is Lady Henry Somerset, and her name is associated locally with the restoration of some Victorian garden features in Priory Park. Numerous roads in Reigate and Redhill commemorate her family names and properties; various buildings were constructed or altered on her instructions. Her cottage dower-house, now known as Makepeace, was built right beside the magnificent Park Lane gated entrance, a beautiful and more befitting replacement for the old workhouse which formerly stood there, since royalty and VIPs would be visiting from this side of town rather than the former Bell Street entrance. Only one small memorial to Lady Henry Somerset is present in Reigate: an un-named sundial on the Priory's south wall bears the image of a duck and a child. This is a reminder of the village of Duxhurst which she created a few miles away near Horley - now barely a memory.
Much less well known are the good works that Lady Henry Somerset did throughout her life. Her artistic and literary achievements have been largely forgotten. A gifted orator, she had become world famous pioneering the Temperance Movement. She established Duxhurst as a countryside home for inebriate women. Her love of children was legendary. Yet the terrible time she had as a newly married heiress and young mother was almost unspeakable, and for a while she was ostracised from London Society. For over a century, the story told was simply that Lord Henry had been found in the embrace of a footman, so husband and wife separated and he went to live overseas. Well, as we found out a few years ago, that was a euphemistic understatement ... the Press would have had a 'field day' if they had uncovered the truth.

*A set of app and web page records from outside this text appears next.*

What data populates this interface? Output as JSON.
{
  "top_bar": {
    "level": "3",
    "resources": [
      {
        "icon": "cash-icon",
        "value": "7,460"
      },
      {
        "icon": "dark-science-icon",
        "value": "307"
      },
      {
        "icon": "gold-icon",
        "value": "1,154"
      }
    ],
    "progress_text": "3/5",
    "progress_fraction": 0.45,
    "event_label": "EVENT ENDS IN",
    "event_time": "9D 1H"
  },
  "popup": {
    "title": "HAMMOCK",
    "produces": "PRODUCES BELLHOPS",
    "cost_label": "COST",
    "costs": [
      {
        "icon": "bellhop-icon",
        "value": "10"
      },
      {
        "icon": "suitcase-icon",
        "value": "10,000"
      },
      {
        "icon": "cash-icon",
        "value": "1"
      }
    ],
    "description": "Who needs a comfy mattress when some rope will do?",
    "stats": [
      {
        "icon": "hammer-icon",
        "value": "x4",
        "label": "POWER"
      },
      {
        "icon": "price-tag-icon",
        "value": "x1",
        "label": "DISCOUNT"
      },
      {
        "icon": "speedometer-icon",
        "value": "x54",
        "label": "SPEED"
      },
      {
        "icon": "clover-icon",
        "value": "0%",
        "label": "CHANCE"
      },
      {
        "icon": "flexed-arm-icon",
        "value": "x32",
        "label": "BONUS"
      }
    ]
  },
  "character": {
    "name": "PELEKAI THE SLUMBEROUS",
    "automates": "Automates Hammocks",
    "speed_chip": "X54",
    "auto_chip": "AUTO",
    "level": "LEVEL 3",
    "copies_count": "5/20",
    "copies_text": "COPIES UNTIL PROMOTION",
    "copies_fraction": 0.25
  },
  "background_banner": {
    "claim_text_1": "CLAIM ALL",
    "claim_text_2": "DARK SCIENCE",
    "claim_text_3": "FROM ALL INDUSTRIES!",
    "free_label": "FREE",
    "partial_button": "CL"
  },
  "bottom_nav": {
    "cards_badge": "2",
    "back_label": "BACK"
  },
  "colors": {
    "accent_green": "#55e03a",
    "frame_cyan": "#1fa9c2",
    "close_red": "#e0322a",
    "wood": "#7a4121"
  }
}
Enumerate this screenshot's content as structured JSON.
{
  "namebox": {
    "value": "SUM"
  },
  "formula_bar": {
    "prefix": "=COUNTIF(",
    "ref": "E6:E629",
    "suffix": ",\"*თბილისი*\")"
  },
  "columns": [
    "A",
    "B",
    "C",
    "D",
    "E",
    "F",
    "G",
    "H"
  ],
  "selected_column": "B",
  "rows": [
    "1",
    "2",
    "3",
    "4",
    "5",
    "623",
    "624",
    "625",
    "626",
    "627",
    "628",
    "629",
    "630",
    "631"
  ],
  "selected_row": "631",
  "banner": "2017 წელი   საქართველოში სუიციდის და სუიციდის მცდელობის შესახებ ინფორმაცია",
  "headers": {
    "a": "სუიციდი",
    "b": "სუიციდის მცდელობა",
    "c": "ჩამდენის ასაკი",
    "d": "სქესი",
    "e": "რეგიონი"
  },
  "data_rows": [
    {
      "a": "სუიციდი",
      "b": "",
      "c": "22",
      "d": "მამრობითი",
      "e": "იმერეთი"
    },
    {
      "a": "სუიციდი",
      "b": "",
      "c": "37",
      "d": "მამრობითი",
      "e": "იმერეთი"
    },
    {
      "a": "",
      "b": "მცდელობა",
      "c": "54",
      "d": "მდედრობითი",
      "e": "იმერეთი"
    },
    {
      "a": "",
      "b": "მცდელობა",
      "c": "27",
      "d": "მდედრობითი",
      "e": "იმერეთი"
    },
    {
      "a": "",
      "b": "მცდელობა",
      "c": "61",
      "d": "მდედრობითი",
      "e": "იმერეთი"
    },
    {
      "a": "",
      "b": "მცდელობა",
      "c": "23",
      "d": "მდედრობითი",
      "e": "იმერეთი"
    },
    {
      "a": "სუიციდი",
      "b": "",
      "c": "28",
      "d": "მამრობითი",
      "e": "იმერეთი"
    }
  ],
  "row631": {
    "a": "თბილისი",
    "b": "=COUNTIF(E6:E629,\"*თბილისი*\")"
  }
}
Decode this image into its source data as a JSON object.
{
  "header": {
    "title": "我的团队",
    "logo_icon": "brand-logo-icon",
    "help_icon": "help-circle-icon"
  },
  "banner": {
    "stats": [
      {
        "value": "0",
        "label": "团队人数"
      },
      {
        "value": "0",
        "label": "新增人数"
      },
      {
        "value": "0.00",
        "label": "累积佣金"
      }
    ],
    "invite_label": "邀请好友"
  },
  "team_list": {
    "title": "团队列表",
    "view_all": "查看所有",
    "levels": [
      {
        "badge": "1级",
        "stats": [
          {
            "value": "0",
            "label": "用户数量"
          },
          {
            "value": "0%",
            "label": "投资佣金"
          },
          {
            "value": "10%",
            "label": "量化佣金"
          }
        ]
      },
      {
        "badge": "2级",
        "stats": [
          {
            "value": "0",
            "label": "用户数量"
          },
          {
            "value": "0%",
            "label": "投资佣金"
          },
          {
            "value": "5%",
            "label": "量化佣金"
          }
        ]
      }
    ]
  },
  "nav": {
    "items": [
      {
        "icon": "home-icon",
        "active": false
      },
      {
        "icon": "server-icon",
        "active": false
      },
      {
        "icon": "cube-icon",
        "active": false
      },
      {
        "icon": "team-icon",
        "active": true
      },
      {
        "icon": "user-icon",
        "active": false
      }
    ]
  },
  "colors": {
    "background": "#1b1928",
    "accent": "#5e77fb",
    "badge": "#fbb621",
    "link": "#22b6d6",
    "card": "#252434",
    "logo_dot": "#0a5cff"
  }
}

This is what happened. It was in November 2003 that I was able to take my parents Audrey and Denis Ward to Lady Henry Somerset's ancestral home of Eastnor Castle in Herefordshire. Together, we spent five days studying her archives in the private dining room along with Douglas Sylvanus-Davis, the archivist.
It was here at Eastnor Castle that we made some astonishing finds. One by one, we examined the boxes of papers tied up with faded red ribbon.
Then, just as one of Eastnor Castle's cats snuggled up close in one of those cardboard box lids, I suddenly came across a handwritten document from early 1878. Here were pages and pages which gave a shocking account of events and Henry Somerset's appalling behaviour with his homosexual friends in their sumptuous London home. Isabel was distraught, especially about the influence this might have on her one and only child.
Evidently this document was a first draft for her lawyers in the custody battle. It had been written so painfully by Lady Henry Somerset that it took all three of us with our heads together to work out exactly what some of the writing said. We realised straight away, that here was a great responsibility if the record was going to be set straight for posterity, whilst respecting the dignity of those aristocratic families. After all, Lord Henry Somerset was a son of the 8th Duke of Beaufort, whereas Isabel was the eldest daughter and heiress of the 3rd Earl Somers. Her younger sister Adeline was the Duchess of Bedford at Woburn.
Sadly since that revelation in 2003, my parents and I have not had the energy or resources to publish another book ourselves, especially a biography of Lady Henry Somerset. So it was a great relief in 2009 when local author Ros Black took up the gauntlet and followed up this amazing story from my mother's collection of historic material and our notes from the archive about her heroine. The outcome is the newly published book, "A Talent For Humanity - the life and work of Lady Henry Somerset".
The book is priced at £9.99.
To me, it is disappointing that my discoveries in the archives at Eastnor Castle have not been acknowledged.
In view of Lady Henry Somerset's aristocratic heritage and marriage into the Beaufort family - the highest of British nobility - plus her tremendous love of the arts and the quietness of open space and nature, I wonder if her story will eventually be portrayed on the wide screen, in full colour and with a suitably big budget. Her fame and influence extended around the world through her lectures and writing, and there are lessons to be learned from her pioneering humanitarian work.